2010 - Berlin - Germany

PAGE 2010: Applications- Anti-infectives
Ami Fazlin Syed Mohamed

Predictions of Dosing Schedules of Gentamicin in Neonates Based on a Pharmacokinetic/Pharmacodynamic Model Considering Adaptive Resistance

A. Mohamed (1), E.I. Nielsen (1), O. Cars (2) and L.E. Friberg (1).

(1) Department of Pharmaceutical Biosciences, Uppsala University, Uppsala; (2) Department of Infectious Diseases, University Hospital, Uppsala, Sweden.

Objectives: Adaptive resistance, a pharmacodynamic process of aminoglycosides, is a reversible refractoriness to the bactericidal action. It is developing during the first dosing interval, is enhanced by higher doses, and augmented by consecutive doses if administered before the bacteria return to their susceptibility stage [1, 2]. A previous PKPD model of bacteria kill of gentamicin in vitro [3] consisted of a compartment of resistant bacteria added to a semi-mechanistic model developed for other antibiotics [4] but there was a lack of fit to some of the experimental dosing schedules. The aim of this work was to explore a different PKPD model and to conduct predictions that can be used to suggest optimized dosing schedules in neonates based on the time-course of bacteria kill and adaptive resistance, as well as previous information on risk for toxicity.

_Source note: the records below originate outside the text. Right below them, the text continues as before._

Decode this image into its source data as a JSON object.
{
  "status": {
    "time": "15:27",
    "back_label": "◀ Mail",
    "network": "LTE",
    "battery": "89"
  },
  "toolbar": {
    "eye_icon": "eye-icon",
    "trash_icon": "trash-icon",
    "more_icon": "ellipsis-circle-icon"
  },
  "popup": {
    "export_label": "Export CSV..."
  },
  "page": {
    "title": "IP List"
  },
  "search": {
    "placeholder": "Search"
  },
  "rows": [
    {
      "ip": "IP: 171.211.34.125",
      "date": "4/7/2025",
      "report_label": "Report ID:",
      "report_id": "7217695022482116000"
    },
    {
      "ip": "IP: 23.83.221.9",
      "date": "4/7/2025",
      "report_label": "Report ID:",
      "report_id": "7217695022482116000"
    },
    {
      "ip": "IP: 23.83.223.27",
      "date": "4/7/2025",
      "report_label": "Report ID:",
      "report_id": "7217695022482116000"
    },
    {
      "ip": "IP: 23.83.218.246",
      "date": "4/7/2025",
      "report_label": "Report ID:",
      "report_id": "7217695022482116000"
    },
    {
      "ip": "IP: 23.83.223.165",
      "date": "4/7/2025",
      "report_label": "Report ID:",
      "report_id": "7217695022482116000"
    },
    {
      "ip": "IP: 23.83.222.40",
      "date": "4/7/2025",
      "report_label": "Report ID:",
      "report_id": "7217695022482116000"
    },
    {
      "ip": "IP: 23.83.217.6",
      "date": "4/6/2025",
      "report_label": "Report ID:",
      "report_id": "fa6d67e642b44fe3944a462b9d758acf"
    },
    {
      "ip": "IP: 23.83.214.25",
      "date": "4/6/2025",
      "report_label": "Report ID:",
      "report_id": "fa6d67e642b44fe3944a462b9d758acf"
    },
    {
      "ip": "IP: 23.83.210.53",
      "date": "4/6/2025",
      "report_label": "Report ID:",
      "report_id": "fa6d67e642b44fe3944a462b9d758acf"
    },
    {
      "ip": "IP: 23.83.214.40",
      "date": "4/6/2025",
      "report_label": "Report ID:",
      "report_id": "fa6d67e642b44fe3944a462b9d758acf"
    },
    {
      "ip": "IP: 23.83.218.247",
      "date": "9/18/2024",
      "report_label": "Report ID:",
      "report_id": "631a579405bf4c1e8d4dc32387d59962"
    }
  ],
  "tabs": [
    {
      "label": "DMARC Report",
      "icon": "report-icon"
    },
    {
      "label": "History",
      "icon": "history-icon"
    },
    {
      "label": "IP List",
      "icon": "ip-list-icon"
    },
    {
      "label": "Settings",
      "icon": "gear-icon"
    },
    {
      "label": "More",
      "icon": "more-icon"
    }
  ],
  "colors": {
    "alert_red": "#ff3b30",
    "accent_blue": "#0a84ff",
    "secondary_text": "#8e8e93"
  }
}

Methods: In vitro time kill curve experiments were conducted for 24-48 hours on a strain of Escherichia coli. Gentamicin exposure was either at constant concentration ranging between 0.125-16 times the MIC or in a dynamic kinetic system with different dosing regimens; 1-8 times the MIC every 12 or 24 hours with simulated two-compartment kinetics. Bacterial counts were monitored with frequent sampling throughout the experiments. All data were fit simultaneously in NONMEM. The adaptive resistance was modeled as a binding function where the degree of binding resulted in a reduction of Emax of the bacteria kill. Predictions were conducted for neonates of different weights and ages by allowing the concentrations predicted by a previously developed 3-compartment PK model to drive the bacteria kill [5].

Results: The model could describe the data that showed that gentamicin has a fast bactericidal effect with clear indication of adaptive resistance. Full development of adaptive resistance was predicted to occur after approximately 2 days of exposure and therefore 24 hour dosing intervals was predicted to be more efficacious in bacterial killing than those with a 36 or 48 hour  time interval. The predictions also suggested that because the concentrations were around the estimated Ec50 of 10 mg/L, the benefit to increase the dose from the standard 4 mg/kg to 5 mg/kg was limited.

Conclusion: The semi-mechanistic model with the binding process was superior to the previously described model with a compartment of resistant bacteria. For the sizes and ages of neonates investigated, the PKPD model predicted a 4mg/kg dose of gentamicin witha 24-hour dose interval to be more efficacious compared to a higher dose with a 36 or 48 hour dosing interval.

[1]. Barclay ML and Begg EJ. Aminoglycoside Adaptive Resistance: Importance for effective dosage regimens. Drugs 2001; 61(6): 713-721.
[2]. Barclay ML, Begg EJ, Chambers ST. Adaptive resistance following single doses of gentamicin in a dynamic in vitro model. Antimicrob Agents Chemother 1992; 36: 1951-7
[3]. Mohamed A, Nielsen EI, Cars O and Friberg LE. Pharmacokinetic/Pharmacodynamic Modeling of Adaptive Resistance of Gentamicin. PAGE. 2009.
[4]. Nielsen EI, Viberg A, Löwdin E, Cars O, Karlsson MO, Sandström M. Semimechanistic pharmacokinetic/pharmacodynamic model for assessment of activity of antibacterial agents from time-kill curve experiments. Antimicrob Agents Chemother. 2007; 51(1):128-136.
[5]. Nielsen EI, Sandström M, Honore PH, Ewald U and Friberg LE. Developmental pharmacokinetics of gentamicin in preterm and term neonates. Population modeling of a prospective study. Clin Pharmacokinet 2009; 48(4): 253-263.

Reference: PAGE 19 (2010) Abstr 1876 [www.page-meeting.org/?abstract=1876]
Poster: Applications- Anti-infectives